98% 112 patients

Dr. Qurat Ul Ainn Hashmi

MBBS, FCPS (Radio Therapy)

Oncologist

14 years experience
15 - 30 min wait
Ad
100% 1 patient

Dr. Allah Rakha Adil

M.B.B.S., M.Sc (Nuclear Medicine), M.Sc (Radiation & Medical Oncology)

Nuclear Medicine Specialist, Oncologist

19 years experience
Under 15 min wait

Dr. Allah Rakha Adil

M.B.B.S., M.Sc (Nuclear Medicine), M.Sc (Radiation & Medical Oncology)

Nuclear Medicine Specialist, Oncologist

100% 9 patients

Dr. Arooma Rasheed

MBBS, MS in Radiation & Medical Onlcology (Gold Medalist)

Oncologist, Uro-Oncologist, Radiation Oncologist, Pediatric Oncologist

5 years experience
Under 15 min wait

Dr. Arooma Rasheed

MBBS, MS in Radiation & Medical Onlcology (Gold Medalist)

Oncologist, Uro-Oncologist, Radiation Oncologist, Pediatric Oncologist

0% 0 patient

Dr. Abdul Mateen

MBBS, FCPS

Oncologist

0% 0 patient

Dr. Abrar Ahmed Javed

MBBS, Diplomat Board in radiation Oncology

Oncologist, Hematologist

28 years experience

Dr. Abrar Ahmed Javed

MBBS, Diplomat Board in radiation Oncology

Oncologist, Hematologist

What is Squamous Cell Carcinoma?

Squamous cell carcinoma (SCC), the second most common form of skin cancer, is an uncontrolled growth of abnormal cells arising from the squamous cells in the epidermis, the skin’s outermost layer.

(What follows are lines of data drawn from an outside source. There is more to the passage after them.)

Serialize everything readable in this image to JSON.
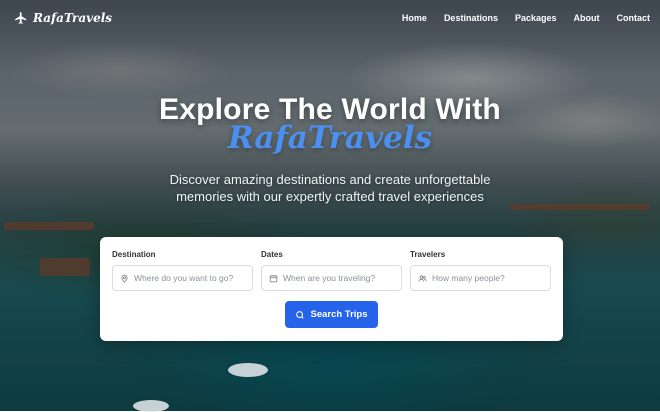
{
  "nav": {
    "brand": "RafaTravels",
    "logo_icon": "plane-icon",
    "links": [
      "Home",
      "Destinations",
      "Packages",
      "About",
      "Contact"
    ]
  },
  "hero": {
    "headline": "Explore The World With",
    "headline_brand": "RafaTravels",
    "subtitle_line1": "Discover amazing destinations and create unforgettable",
    "subtitle_line2": "memories with our expertly crafted travel experiences"
  },
  "search": {
    "destination": {
      "label": "Destination",
      "placeholder": "Where do you want to go?",
      "icon": "map-pin-icon"
    },
    "dates": {
      "label": "Dates",
      "placeholder": "When are you traveling?",
      "icon": "calendar-icon"
    },
    "travelers": {
      "label": "Travelers",
      "placeholder": "How many people?",
      "icon": "users-icon"
    },
    "button_label": "Search Trips",
    "button_icon": "search-icon"
  },
  "colors": {
    "accent": "#2563eb",
    "brand_highlight": "#4b8ff0"
  }
}
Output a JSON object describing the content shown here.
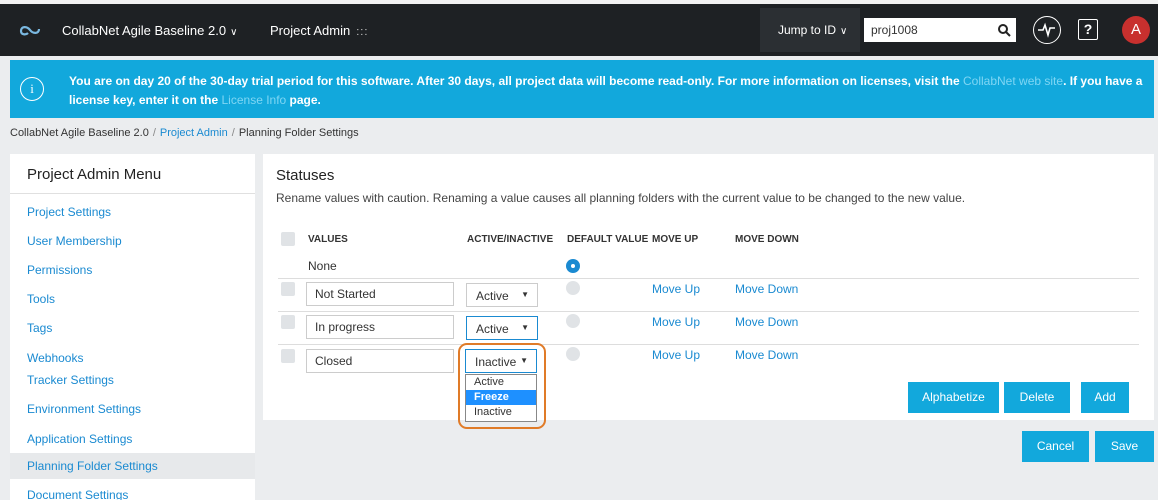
{
  "topbar": {
    "app_title": "CollabNet Agile Baseline 2.0",
    "section_title": "Project Admin",
    "grid_icon": ":::",
    "jump_label": "Jump to ID",
    "search_value": "proj1008",
    "help_glyph": "?",
    "avatar_letter": "A",
    "colors": {
      "bar": "#1e2124",
      "avatar": "#c8302e"
    }
  },
  "banner": {
    "icon": "i",
    "text_1": "You are on day 20 of the 30-day trial period for this software. After 30 days, all project data will become read-only. For more information on licenses, visit the ",
    "link_1": "CollabNet web site",
    "text_2": ". If you have a license key, enter it on the ",
    "link_2": "License Info",
    "text_3": " page.",
    "color": "#12a8dc"
  },
  "breadcrumb": {
    "items": [
      "CollabNet Agile Baseline 2.0",
      "Project Admin",
      "Planning Folder Settings"
    ],
    "separator": "/"
  },
  "sidebar": {
    "title": "Project Admin Menu",
    "items": [
      "Project Settings",
      "User Membership",
      "Permissions",
      "Tools",
      "Tags",
      "Webhooks",
      "Tracker Settings",
      "Environment Settings",
      "Application Settings",
      "Planning Folder Settings",
      "Document Settings"
    ],
    "active_item": "Planning Folder Settings"
  },
  "statuses": {
    "title": "Statuses",
    "description": "Rename values with caution. Renaming a value causes all planning folders with the current value to be changed to the new value.",
    "columns": [
      "VALUES",
      "ACTIVE/INACTIVE",
      "DEFAULT VALUE",
      "MOVE UP",
      "MOVE DOWN"
    ],
    "rows": [
      {
        "value": "None",
        "default": true
      },
      {
        "value": "Not Started",
        "state": "Active",
        "default": false,
        "move_up": "Move Up",
        "move_down": "Move Down"
      },
      {
        "value": "In progress",
        "state": "Active",
        "default": false,
        "move_up": "Move Up",
        "move_down": "Move Down"
      },
      {
        "value": "Closed",
        "state": "Inactive",
        "default": false,
        "move_up": "Move Up",
        "move_down": "Move Down"
      }
    ],
    "dropdown_open": {
      "options": [
        "Active",
        "Freeze",
        "Inactive"
      ],
      "highlighted": "Freeze"
    },
    "buttons": {
      "alphabetize": "Alphabetize",
      "delete": "Delete",
      "add": "Add"
    }
  },
  "footer_buttons": {
    "cancel": "Cancel",
    "save": "Save"
  },
  "accent_color": "#1a8ad1",
  "highlight_ring_color": "#e07b28"
}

SCCs often look like scaly red patches, open sores, warts or elevated growths with a central depression; they may crust or bleed.

Frequently Asked Questions

Click here to book an appointment with top doctors for Squamous Cell Carcinoma in Multan. Or, you can also call at 0618048444 from 9AM to 11PM to book your appointment.

The fee for top doctors for Squamous Cell Carcinoma in Multan ranges from 1500 to 2000. You will pay at the reception when you visit the doctor.

There are no additional charges when you book through oladoc.

Squamous cell carcinoma (SCC), the second most common form of skin cancer, is an uncontrolled growth of abnormal cells arising from the squamous cells in the epidermis, the skin’s outermost layer. SCCs often look like scaly red patches, open sores, warts or elevated growths with a central depression; they may crust or bleed.